__To do__: Please set down each line of the data again, unchanged.

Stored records
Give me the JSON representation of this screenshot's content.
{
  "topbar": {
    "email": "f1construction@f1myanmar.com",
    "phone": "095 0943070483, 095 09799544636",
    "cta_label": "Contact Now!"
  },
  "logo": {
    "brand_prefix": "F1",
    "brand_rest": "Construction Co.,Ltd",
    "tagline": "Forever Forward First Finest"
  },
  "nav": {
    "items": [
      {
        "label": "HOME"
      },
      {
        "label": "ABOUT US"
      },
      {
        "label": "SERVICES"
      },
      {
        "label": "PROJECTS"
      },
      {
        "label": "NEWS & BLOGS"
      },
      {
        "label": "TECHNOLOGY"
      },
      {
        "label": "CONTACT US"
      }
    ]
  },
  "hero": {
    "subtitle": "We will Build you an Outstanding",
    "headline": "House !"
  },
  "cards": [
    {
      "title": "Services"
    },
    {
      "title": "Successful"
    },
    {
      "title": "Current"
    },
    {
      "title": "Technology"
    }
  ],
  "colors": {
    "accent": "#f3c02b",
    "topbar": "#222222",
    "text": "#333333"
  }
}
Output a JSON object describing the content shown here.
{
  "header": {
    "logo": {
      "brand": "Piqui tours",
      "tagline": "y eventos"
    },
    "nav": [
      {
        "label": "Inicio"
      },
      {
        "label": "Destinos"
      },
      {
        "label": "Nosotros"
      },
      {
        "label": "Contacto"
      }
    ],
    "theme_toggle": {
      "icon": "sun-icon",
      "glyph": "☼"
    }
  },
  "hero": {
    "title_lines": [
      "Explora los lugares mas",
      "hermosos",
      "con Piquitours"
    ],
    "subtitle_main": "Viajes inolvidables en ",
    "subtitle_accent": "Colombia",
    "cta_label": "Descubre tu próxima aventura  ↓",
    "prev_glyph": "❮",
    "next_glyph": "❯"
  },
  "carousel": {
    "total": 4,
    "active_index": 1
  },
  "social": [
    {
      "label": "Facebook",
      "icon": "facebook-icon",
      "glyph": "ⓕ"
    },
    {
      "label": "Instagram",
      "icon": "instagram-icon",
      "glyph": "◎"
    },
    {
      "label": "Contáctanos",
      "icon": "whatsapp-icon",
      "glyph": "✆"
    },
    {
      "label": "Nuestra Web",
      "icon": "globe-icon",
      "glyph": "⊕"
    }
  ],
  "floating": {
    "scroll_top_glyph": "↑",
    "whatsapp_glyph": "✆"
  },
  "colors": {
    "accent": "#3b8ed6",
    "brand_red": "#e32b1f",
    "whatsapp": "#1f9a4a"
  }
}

__Expected answer__:
Give me the JSON representation of this screenshot's content.
{
  "topbar": {
    "email": "f1construction@f1myanmar.com",
    "phone": "095 0943070483, 095 09799544636",
    "cta_label": "Contact Now!"
  },
  "logo": {
    "brand_prefix": "F1",
    "brand_rest": "Construction Co.,Ltd",
    "tagline": "Forever Forward First Finest"
  },
  "nav": {
    "items": [
      {
        "label": "HOME"
      },
      {
        "label": "ABOUT US"
      },
      {
        "label": "SERVICES"
      },
      {
        "label": "PROJECTS"
      },
      {
        "label": "NEWS & BLOGS"
      },
      {
        "label": "TECHNOLOGY"
      },
      {
        "label": "CONTACT US"
      }
    ]
  },
  "hero": {
    "subtitle": "We will Build you an Outstanding",
    "headline": "House !"
  },
  "cards": [
    {
      "title": "Services"
    },
    {
      "title": "Successful"
    },
    {
      "title": "Current"
    },
    {
      "title": "Technology"
    }
  ],
  "colors": {
    "accent": "#f3c02b",
    "topbar": "#222222",
    "text": "#333333"
  }
}
Output a JSON object describing the content shown here.
{
  "header": {
    "logo": {
      "brand": "Piqui tours",
      "tagline": "y eventos"
    },
    "nav": [
      {
        "label": "Inicio"
      },
      {
        "label": "Destinos"
      },
      {
        "label": "Nosotros"
      },
      {
        "label": "Contacto"
      }
    ],
    "theme_toggle": {
      "icon": "sun-icon",
      "glyph": "☼"
    }
  },
  "hero": {
    "title_lines": [
      "Explora los lugares mas",
      "hermosos",
      "con Piquitours"
    ],
    "subtitle_main": "Viajes inolvidables en ",
    "subtitle_accent": "Colombia",
    "cta_label": "Descubre tu próxima aventura  ↓",
    "prev_glyph": "❮",
    "next_glyph": "❯"
  },
  "carousel": {
    "total": 4,
    "active_index": 1
  },
  "social": [
    {
      "label": "Facebook",
      "icon": "facebook-icon",
      "glyph": "ⓕ"
    },
    {
      "label": "Instagram",
      "icon": "instagram-icon",
      "glyph": "◎"
    },
    {
      "label": "Contáctanos",
      "icon": "whatsapp-icon",
      "glyph": "✆"
    },
    {
      "label": "Nuestra Web",
      "icon": "globe-icon",
      "glyph": "⊕"
    }
  ],
  "floating": {
    "scroll_top_glyph": "↑",
    "whatsapp_glyph": "✆"
  },
  "colors": {
    "accent": "#3b8ed6",
    "brand_red": "#e32b1f",
    "whatsapp": "#1f9a4a"
  }
}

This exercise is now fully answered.